What the task asks: Please report each line in the material below that includes "username".
──────────────────────────────
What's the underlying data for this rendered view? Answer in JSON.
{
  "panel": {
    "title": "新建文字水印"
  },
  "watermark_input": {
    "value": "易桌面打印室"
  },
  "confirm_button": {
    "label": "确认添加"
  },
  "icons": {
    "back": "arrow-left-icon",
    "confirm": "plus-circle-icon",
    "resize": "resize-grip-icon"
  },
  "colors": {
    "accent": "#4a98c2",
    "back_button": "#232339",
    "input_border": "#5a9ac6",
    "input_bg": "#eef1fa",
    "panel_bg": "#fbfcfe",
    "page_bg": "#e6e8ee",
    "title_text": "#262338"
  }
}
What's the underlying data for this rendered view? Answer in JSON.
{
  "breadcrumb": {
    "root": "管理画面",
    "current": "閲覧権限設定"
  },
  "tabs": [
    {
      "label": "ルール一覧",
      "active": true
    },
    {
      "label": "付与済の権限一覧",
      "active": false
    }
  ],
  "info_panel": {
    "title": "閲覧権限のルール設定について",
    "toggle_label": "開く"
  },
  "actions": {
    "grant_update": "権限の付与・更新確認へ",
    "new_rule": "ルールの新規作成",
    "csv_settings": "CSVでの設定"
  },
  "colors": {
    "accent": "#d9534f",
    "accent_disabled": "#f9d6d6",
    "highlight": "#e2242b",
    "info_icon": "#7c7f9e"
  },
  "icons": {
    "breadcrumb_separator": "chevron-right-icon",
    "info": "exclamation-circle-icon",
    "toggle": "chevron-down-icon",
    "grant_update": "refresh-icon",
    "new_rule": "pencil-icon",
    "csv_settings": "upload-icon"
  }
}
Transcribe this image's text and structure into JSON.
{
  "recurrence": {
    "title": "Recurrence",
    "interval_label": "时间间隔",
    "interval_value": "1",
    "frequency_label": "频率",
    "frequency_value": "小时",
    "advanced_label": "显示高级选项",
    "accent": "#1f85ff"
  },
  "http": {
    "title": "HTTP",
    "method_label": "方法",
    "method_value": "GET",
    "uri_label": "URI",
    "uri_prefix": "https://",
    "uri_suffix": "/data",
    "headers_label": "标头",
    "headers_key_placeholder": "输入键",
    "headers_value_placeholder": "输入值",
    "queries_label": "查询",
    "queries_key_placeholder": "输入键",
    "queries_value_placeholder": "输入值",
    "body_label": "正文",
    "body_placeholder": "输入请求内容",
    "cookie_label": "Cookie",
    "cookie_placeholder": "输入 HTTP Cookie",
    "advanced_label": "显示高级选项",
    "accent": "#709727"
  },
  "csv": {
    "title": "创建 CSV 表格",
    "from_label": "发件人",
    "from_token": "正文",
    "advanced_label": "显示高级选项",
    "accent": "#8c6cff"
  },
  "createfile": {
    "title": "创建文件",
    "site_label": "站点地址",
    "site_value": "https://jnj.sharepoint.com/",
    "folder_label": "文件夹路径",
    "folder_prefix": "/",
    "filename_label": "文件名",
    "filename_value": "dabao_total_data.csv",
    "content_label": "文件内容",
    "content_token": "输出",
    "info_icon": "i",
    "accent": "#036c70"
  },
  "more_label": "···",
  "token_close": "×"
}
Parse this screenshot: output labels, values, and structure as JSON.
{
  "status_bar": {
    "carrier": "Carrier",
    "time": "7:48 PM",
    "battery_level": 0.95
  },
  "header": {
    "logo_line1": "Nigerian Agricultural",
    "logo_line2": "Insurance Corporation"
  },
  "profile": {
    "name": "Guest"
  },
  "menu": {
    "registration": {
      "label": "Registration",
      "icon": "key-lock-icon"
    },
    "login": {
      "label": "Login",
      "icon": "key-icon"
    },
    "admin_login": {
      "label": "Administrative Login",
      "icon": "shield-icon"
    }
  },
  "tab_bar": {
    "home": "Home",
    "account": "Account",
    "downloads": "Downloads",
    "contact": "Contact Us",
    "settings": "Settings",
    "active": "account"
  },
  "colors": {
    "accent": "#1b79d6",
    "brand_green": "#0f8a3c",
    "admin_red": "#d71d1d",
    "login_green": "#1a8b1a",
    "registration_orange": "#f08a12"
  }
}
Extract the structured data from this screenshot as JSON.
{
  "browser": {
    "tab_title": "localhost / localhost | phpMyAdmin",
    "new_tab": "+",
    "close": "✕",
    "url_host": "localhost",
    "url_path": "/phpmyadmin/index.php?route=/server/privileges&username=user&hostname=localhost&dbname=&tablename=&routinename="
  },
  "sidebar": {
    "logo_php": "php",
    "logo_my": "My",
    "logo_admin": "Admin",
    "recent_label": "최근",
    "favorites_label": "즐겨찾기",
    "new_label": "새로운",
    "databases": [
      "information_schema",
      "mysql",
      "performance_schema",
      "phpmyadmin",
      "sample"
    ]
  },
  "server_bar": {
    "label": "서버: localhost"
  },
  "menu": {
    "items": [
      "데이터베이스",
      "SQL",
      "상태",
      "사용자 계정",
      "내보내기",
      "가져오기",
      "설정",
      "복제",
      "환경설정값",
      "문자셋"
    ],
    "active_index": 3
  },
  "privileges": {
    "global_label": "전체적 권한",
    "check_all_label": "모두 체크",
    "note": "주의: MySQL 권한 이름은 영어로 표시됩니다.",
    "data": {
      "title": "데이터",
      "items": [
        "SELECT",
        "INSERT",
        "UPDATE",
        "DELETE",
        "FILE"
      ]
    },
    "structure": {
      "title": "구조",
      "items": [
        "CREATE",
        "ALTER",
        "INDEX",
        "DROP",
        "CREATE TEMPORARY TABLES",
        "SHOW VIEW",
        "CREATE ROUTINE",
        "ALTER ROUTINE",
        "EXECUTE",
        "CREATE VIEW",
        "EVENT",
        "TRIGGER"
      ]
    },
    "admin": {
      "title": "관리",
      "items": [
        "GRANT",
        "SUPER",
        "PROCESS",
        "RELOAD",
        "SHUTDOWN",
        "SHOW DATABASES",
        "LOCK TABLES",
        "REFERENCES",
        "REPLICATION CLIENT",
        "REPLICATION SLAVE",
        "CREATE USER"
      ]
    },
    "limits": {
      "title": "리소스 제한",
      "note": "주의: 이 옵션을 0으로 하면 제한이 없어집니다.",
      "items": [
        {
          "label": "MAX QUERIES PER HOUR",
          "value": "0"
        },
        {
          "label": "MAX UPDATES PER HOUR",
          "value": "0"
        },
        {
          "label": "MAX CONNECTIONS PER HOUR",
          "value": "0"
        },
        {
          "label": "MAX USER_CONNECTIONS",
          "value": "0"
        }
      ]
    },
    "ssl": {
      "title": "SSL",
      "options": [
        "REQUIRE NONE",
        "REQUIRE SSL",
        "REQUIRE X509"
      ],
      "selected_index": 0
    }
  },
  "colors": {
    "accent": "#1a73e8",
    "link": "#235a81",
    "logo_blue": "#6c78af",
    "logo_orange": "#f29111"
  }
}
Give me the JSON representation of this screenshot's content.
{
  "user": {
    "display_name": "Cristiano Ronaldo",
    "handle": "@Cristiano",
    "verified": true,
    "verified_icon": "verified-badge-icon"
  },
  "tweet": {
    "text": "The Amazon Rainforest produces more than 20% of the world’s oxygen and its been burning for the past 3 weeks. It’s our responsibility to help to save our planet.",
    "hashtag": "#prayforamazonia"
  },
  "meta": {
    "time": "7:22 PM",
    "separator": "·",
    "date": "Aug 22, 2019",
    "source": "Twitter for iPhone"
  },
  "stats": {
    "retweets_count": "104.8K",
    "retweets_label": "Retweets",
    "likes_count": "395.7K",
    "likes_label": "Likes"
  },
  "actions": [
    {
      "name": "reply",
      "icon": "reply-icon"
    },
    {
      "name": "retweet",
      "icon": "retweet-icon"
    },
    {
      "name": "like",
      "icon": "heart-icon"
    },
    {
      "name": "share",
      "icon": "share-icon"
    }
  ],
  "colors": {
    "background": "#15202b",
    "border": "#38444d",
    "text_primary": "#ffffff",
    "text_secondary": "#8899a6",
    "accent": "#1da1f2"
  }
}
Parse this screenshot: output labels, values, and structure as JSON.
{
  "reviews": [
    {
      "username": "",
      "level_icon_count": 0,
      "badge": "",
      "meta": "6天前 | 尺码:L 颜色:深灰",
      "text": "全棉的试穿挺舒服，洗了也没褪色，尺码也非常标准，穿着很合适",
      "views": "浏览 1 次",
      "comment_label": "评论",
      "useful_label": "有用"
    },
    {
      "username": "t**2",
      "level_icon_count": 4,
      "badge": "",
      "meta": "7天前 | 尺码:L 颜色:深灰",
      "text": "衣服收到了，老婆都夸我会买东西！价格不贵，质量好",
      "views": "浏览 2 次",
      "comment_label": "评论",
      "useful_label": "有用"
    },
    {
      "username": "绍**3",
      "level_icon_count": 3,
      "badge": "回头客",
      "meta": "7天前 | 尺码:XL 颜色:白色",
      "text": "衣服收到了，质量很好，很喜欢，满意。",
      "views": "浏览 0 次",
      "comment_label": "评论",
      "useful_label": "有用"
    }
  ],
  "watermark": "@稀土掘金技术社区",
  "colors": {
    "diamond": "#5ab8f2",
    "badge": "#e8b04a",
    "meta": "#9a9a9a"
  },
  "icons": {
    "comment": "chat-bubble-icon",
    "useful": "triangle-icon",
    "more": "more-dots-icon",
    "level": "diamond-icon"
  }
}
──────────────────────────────
Task answer:
    "url_path": "/phpmyadmin/index.php?route=/server/privileges&username=user&hostname=localhost&dbname=&tablename=&routinename="
      "username": "",
      "username": "t**2",
      "username": "绍**3",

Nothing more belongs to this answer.